=== Task details ===
Can you pull out each line of the data below that includes the word "upper"?
*** Opening Records for the task ***
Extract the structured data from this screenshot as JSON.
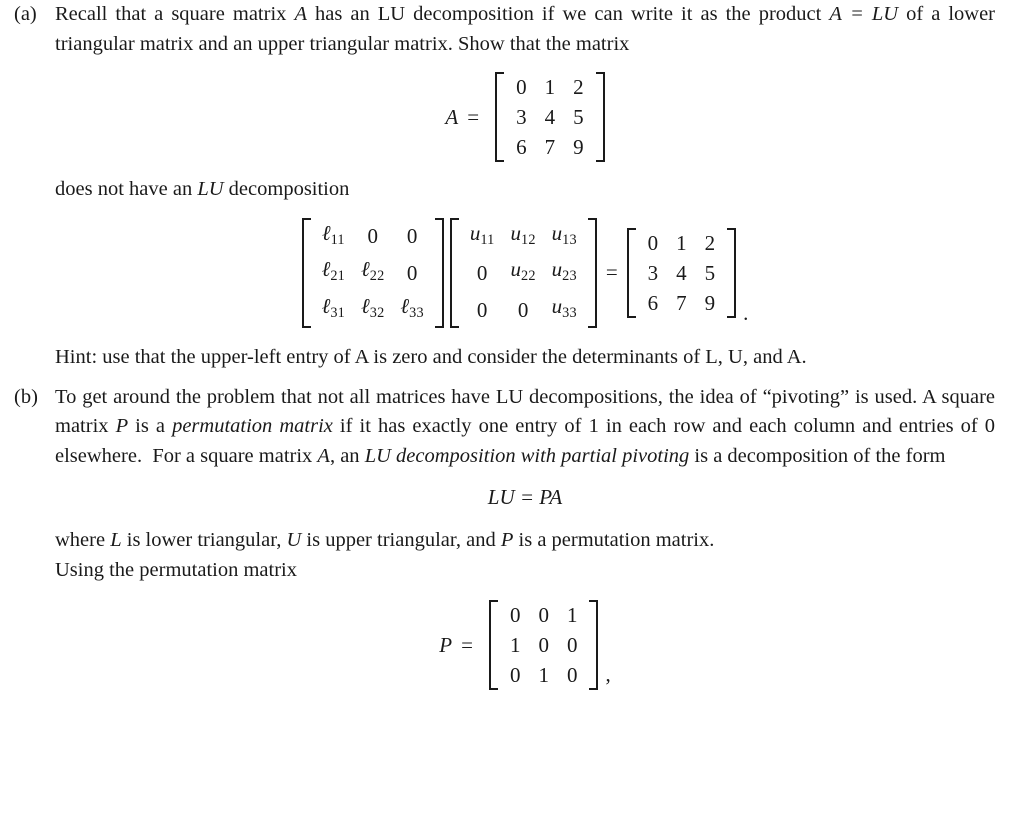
{
  "document": {
    "type": "math-exercise",
    "text_color": "#1a1a1a",
    "background_color": "#ffffff"
  },
  "items": [
    {
      "marker": "(a)",
      "paragraph_lines": [
        "Recall that a square matrix A has an LU decomposition if we can write it as the",
        "product A = LU of a lower triangular matrix and an upper triangular matrix. Show",
        "that the matrix"
      ],
      "paragraph_plain": "Recall that a square matrix A has an LU decomposition if we can write it as the product A = LU of a lower triangular matrix and an upper triangular matrix. Show that the matrix",
      "after_matrix_text": "does not have an LU decomposition",
      "hint": "Hint: use that the upper-left entry of A is zero and consider the determinants of L, U, and A."
    },
    {
      "marker": "(b)",
      "paragraph_plain": "To get around the problem that not all matrices have LU decompositions, the idea of “pivoting” is used. A square matrix P is a permutation matrix if it has exactly one entry of 1 in each row and each column and entries of 0 elsewhere. For a square matrix A, an LU decomposition with partial pivoting is a decomposition of the form",
      "after_formula_text": "where L is lower triangular, U is upper triangular, and P is a permutation matrix. Using the permutation matrix"
    }
  ],
  "matrix_A": {
    "label": "A",
    "equals": "=",
    "rows": [
      [
        "0",
        "1",
        "2"
      ],
      [
        "3",
        "4",
        "5"
      ],
      [
        "6",
        "7",
        "9"
      ]
    ],
    "trailing": ""
  },
  "lu_equation": {
    "L": {
      "rows": [
        [
          "ℓ",
          "11",
          "0",
          "",
          "0",
          ""
        ],
        [
          "ℓ",
          "21",
          "ℓ",
          "22",
          "0",
          ""
        ],
        [
          "ℓ",
          "31",
          "ℓ",
          "32",
          "ℓ",
          "33"
        ]
      ],
      "cells": [
        [
          {
            "sym": "ℓ",
            "sub": "11"
          },
          {
            "sym": "0",
            "sub": ""
          },
          {
            "sym": "0",
            "sub": ""
          }
        ],
        [
          {
            "sym": "ℓ",
            "sub": "21"
          },
          {
            "sym": "ℓ",
            "sub": "22"
          },
          {
            "sym": "0",
            "sub": ""
          }
        ],
        [
          {
            "sym": "ℓ",
            "sub": "31"
          },
          {
            "sym": "ℓ",
            "sub": "32"
          },
          {
            "sym": "ℓ",
            "sub": "33"
          }
        ]
      ]
    },
    "U": {
      "cells": [
        [
          {
            "sym": "u",
            "sub": "11"
          },
          {
            "sym": "u",
            "sub": "12"
          },
          {
            "sym": "u",
            "sub": "13"
          }
        ],
        [
          {
            "sym": "0",
            "sub": ""
          },
          {
            "sym": "u",
            "sub": "22"
          },
          {
            "sym": "u",
            "sub": "23"
          }
        ],
        [
          {
            "sym": "0",
            "sub": ""
          },
          {
            "sym": "0",
            "sub": ""
          },
          {
            "sym": "u",
            "sub": "33"
          }
        ]
      ]
    },
    "equals": "=",
    "RHS": {
      "rows": [
        [
          "0",
          "1",
          "2"
        ],
        [
          "3",
          "4",
          "5"
        ],
        [
          "6",
          "7",
          "9"
        ]
      ]
    },
    "trailing": "."
  },
  "formula_lu_pa": "LU = PA",
  "matrix_P": {
    "label": "P",
    "equals": "=",
    "rows": [
      [
        "0",
        "0",
        "1"
      ],
      [
        "1",
        "0",
        "0"
      ],
      [
        "0",
        "1",
        "0"
      ]
    ],
    "trailing": ","
  }
}
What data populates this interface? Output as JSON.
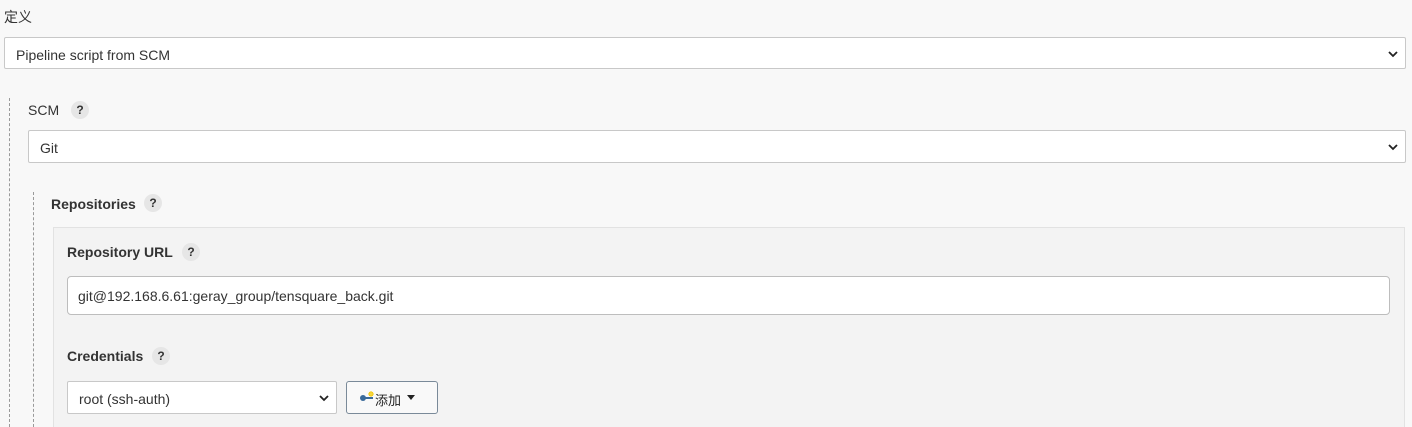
{
  "definition": {
    "label": "定义",
    "selected": "Pipeline script from SCM"
  },
  "scm": {
    "label": "SCM",
    "help": "?",
    "selected": "Git"
  },
  "repositories": {
    "label": "Repositories",
    "help": "?",
    "repository_url": {
      "label": "Repository URL",
      "help": "?",
      "value": "git@192.168.6.61:geray_group/tensquare_back.git"
    },
    "credentials": {
      "label": "Credentials",
      "help": "?",
      "selected": "root (ssh-auth)",
      "add_button_label": "添加"
    }
  },
  "icons": {
    "dropdown": "chevron-down-icon",
    "help": "question-mark-icon",
    "credential": "key-icon",
    "add_menu": "caret-down-icon"
  },
  "colors": {
    "page_bg": "#f8f8f8",
    "panel_bg": "#f3f3f3",
    "help_bg": "#e6e6e6",
    "input_border": "#bdbdbd",
    "button_border": "#7a8a99"
  }
}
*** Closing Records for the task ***
=== Result of the exercise ===
        "product A = LU of a lower triangular matrix and an upper triangular matrix. Show",
      "paragraph_plain": "Recall that a square matrix A has an LU decomposition if we can write it as the product A = LU of a lower triangular matrix and an upper triangular matrix. Show that the matrix",
      "hint": "Hint: use that the upper-left entry of A is zero and consider the determinants of L, U, and A."
      "after_formula_text": "where L is lower triangular, U is upper triangular, and P is a permutation matrix. Using the permutation matrix"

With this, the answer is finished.